WORK INSTRUCTION:
Restate the entries word for word, leaving nothing out.
[DATA TO PROCESS — start]
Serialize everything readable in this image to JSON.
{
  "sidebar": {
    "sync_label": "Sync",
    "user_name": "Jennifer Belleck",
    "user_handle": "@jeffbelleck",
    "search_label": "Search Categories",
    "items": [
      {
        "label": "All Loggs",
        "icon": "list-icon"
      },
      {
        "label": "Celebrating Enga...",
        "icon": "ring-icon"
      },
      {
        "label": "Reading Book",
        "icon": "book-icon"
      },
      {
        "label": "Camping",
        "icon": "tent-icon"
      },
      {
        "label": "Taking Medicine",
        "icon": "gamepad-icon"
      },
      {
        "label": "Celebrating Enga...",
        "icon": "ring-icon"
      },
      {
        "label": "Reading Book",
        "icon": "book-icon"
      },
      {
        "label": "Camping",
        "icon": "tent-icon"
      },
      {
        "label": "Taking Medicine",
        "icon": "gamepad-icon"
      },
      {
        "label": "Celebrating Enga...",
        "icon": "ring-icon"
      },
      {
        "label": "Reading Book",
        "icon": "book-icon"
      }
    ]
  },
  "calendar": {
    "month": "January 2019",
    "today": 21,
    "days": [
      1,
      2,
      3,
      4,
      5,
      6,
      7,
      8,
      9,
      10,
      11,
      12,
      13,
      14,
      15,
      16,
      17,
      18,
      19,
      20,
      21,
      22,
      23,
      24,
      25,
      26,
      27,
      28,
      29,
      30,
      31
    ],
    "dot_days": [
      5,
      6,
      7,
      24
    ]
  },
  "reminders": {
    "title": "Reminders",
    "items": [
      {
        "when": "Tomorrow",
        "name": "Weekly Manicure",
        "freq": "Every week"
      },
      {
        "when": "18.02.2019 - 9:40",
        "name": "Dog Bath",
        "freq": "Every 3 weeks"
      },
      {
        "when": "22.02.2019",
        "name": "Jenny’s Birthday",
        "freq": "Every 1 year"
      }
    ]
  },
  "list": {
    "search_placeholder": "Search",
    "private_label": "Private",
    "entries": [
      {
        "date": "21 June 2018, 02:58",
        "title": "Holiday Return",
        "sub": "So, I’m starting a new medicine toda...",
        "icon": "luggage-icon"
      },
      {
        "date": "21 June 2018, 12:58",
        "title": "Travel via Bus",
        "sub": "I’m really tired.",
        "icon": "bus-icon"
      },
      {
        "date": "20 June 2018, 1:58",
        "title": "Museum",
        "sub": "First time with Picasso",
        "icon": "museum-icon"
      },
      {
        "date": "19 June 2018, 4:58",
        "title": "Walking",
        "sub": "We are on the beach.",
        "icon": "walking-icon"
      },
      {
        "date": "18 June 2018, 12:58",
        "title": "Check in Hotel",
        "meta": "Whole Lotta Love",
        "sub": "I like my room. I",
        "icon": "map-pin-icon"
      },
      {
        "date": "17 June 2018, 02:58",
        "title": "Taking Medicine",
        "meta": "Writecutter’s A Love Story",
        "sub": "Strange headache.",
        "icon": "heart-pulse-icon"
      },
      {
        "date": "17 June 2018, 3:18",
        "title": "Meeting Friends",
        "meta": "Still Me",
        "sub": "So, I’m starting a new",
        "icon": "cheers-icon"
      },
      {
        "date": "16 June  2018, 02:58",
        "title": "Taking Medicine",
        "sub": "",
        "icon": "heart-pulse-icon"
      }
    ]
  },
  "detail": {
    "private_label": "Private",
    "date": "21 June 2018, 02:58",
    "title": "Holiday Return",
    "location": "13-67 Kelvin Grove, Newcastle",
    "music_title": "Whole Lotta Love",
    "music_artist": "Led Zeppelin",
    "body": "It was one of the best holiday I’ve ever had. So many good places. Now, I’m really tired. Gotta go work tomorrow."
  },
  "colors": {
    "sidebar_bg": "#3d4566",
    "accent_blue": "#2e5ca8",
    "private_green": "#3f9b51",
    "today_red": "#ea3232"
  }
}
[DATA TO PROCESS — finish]
OUTPUT:
Serialize everything readable in this image to JSON.
{
  "sidebar": {
    "sync_label": "Sync",
    "user_name": "Jennifer Belleck",
    "user_handle": "@jeffbelleck",
    "search_label": "Search Categories",
    "items": [
      {
        "label": "All Loggs",
        "icon": "list-icon"
      },
      {
        "label": "Celebrating Enga...",
        "icon": "ring-icon"
      },
      {
        "label": "Reading Book",
        "icon": "book-icon"
      },
      {
        "label": "Camping",
        "icon": "tent-icon"
      },
      {
        "label": "Taking Medicine",
        "icon": "gamepad-icon"
      },
      {
        "label": "Celebrating Enga...",
        "icon": "ring-icon"
      },
      {
        "label": "Reading Book",
        "icon": "book-icon"
      },
      {
        "label": "Camping",
        "icon": "tent-icon"
      },
      {
        "label": "Taking Medicine",
        "icon": "gamepad-icon"
      },
      {
        "label": "Celebrating Enga...",
        "icon": "ring-icon"
      },
      {
        "label": "Reading Book",
        "icon": "book-icon"
      }
    ]
  },
  "calendar": {
    "month": "January 2019",
    "today": 21,
    "days": [
      1,
      2,
      3,
      4,
      5,
      6,
      7,
      8,
      9,
      10,
      11,
      12,
      13,
      14,
      15,
      16,
      17,
      18,
      19,
      20,
      21,
      22,
      23,
      24,
      25,
      26,
      27,
      28,
      29,
      30,
      31
    ],
    "dot_days": [
      5,
      6,
      7,
      24
    ]
  },
  "reminders": {
    "title": "Reminders",
    "items": [
      {
        "when": "Tomorrow",
        "name": "Weekly Manicure",
        "freq": "Every week"
      },
      {
        "when": "18.02.2019 - 9:40",
        "name": "Dog Bath",
        "freq": "Every 3 weeks"
      },
      {
        "when": "22.02.2019",
        "name": "Jenny’s Birthday",
        "freq": "Every 1 year"
      }
    ]
  },
  "list": {
    "search_placeholder": "Search",
    "private_label": "Private",
    "entries": [
      {
        "date": "21 June 2018, 02:58",
        "title": "Holiday Return",
        "sub": "So, I’m starting a new medicine toda...",
        "icon": "luggage-icon"
      },
      {
        "date": "21 June 2018, 12:58",
        "title": "Travel via Bus",
        "sub": "I’m really tired.",
        "icon": "bus-icon"
      },
      {
        "date": "20 June 2018, 1:58",
        "title": "Museum",
        "sub": "First time with Picasso",
        "icon": "museum-icon"
      },
      {
        "date": "19 June 2018, 4:58",
        "title": "Walking",
        "sub": "We are on the beach.",
        "icon": "walking-icon"
      },
      {
        "date": "18 June 2018, 12:58",
        "title": "Check in Hotel",
        "meta": "Whole Lotta Love",
        "sub": "I like my room. I",
        "icon": "map-pin-icon"
      },
      {
        "date": "17 June 2018, 02:58",
        "title": "Taking Medicine",
        "meta": "Writecutter’s A Love Story",
        "sub": "Strange headache.",
        "icon": "heart-pulse-icon"
      },
      {
        "date": "17 June 2018, 3:18",
        "title": "Meeting Friends",
        "meta": "Still Me",
        "sub": "So, I’m starting a new",
        "icon": "cheers-icon"
      },
      {
        "date": "16 June  2018, 02:58",
        "title": "Taking Medicine",
        "sub": "",
        "icon": "heart-pulse-icon"
      }
    ]
  },
  "detail": {
    "private_label": "Private",
    "date": "21 June 2018, 02:58",
    "title": "Holiday Return",
    "location": "13-67 Kelvin Grove, Newcastle",
    "music_title": "Whole Lotta Love",
    "music_artist": "Led Zeppelin",
    "body": "It was one of the best holiday I’ve ever had. So many good places. Now, I’m really tired. Gotta go work tomorrow."
  },
  "colors": {
    "sidebar_bg": "#3d4566",
    "accent_blue": "#2e5ca8",
    "private_green": "#3f9b51",
    "today_red": "#ea3232"
  }
}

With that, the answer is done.